FILE PHOTO: The Federal Reserve building is pictured in Washington, DC, U.S., August 22, 2018. REUTERS/Chris Wattie/File Photo
“Roses are red, Blah blah blah blah,” Minneapolis Federal Reserve Bank President Neel Kashkari, one of the Fed’s most ardent doves, tweeted early on Thursday. “Blah blah blah blah blah, There’s still slack in the labor market.”
The Chicago Fed went for a more Shakespearean style, tweeting, “To raise, or not to raise? That is the question.”
Fed banks, economists, and others have delivered annual #Fedvalentines via Twitter most years since 2012, when Ben Bernanke was Fed chair and policy stimulus was the punch line of many a stilted rhyme. At its peak, the hashtag had hundreds of tweets with all kinds of rhyme schemes and musical references.
Unlike what are probably the most famous tweets about the U.S. central bank — barbs from U.S. President Trump, including, on Christmas Eve 2018, “the only problem our economy has is the Fed” — Thursday’s Fed tweets were benign.
The New York Fed issued a series of postcard-style love notes to Long Island, Puerto Rico, and other places across its district.

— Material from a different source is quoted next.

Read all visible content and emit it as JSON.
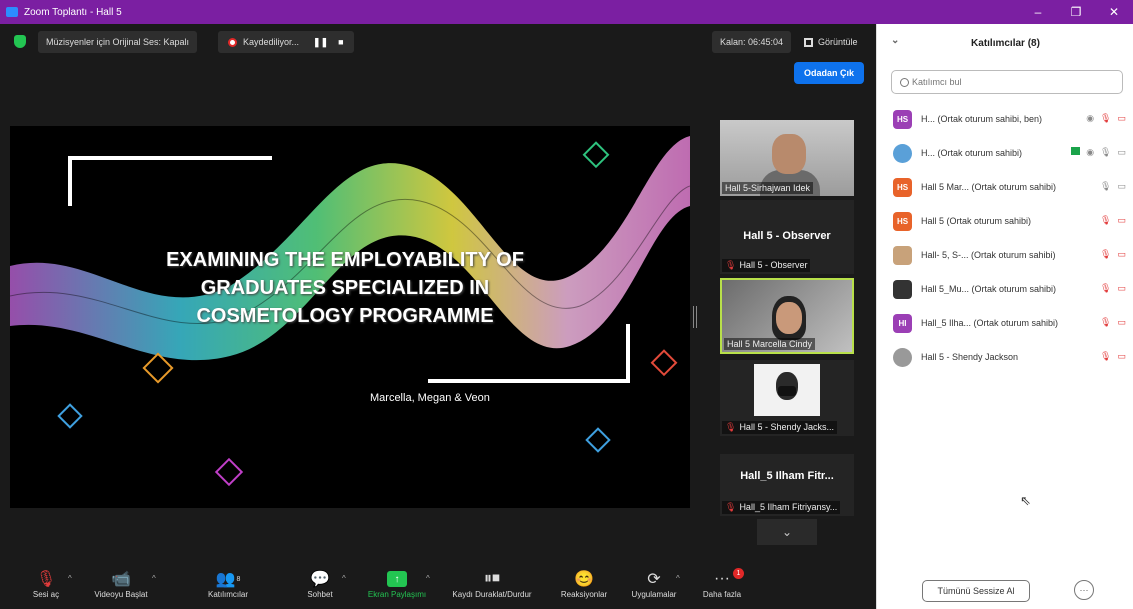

The St. Louis Fed tweeted about a data series tracking the price of chocolate, and linked to a 2006 take from the Richmond Fed on the economics of marriage.
The Minneapolis Fed took a more policy-oriented approach with its tweets, including, “Love is warm, so is a cup of tea, but we need big banks, to hold lots more equity.”
“We were inspired by past Fed Valentines and thought it would be fun to turn our thoughts on policy into poetry,” Minneapolis Fed spokeswoman Alyssa Augustine said, adding that the tweets were part of an effort to “create a more approachable image for the Fed.”
Augustine’s personal effort read: “Roses are red, it’s long been our canticle, that many big banks, should hold at least 23% capital.
Atlanta Fed did not tweet any love notes, and indeed delivered a downer: it slashed its GDP forecast for the fourth quarter to 1.5 percent, from 2.5 percent a week ago. But it got into the swing, changing its Twitter profile to sport a red heart.
And the Richmond Fed? “Roses are red, violets are blue,” it tweeted, with a photo of its chief Tom Barkin. “Who’s our favorite FOMC policymaker? It’s you!”
Reporting by Ann Saphir; editing by Diane Craft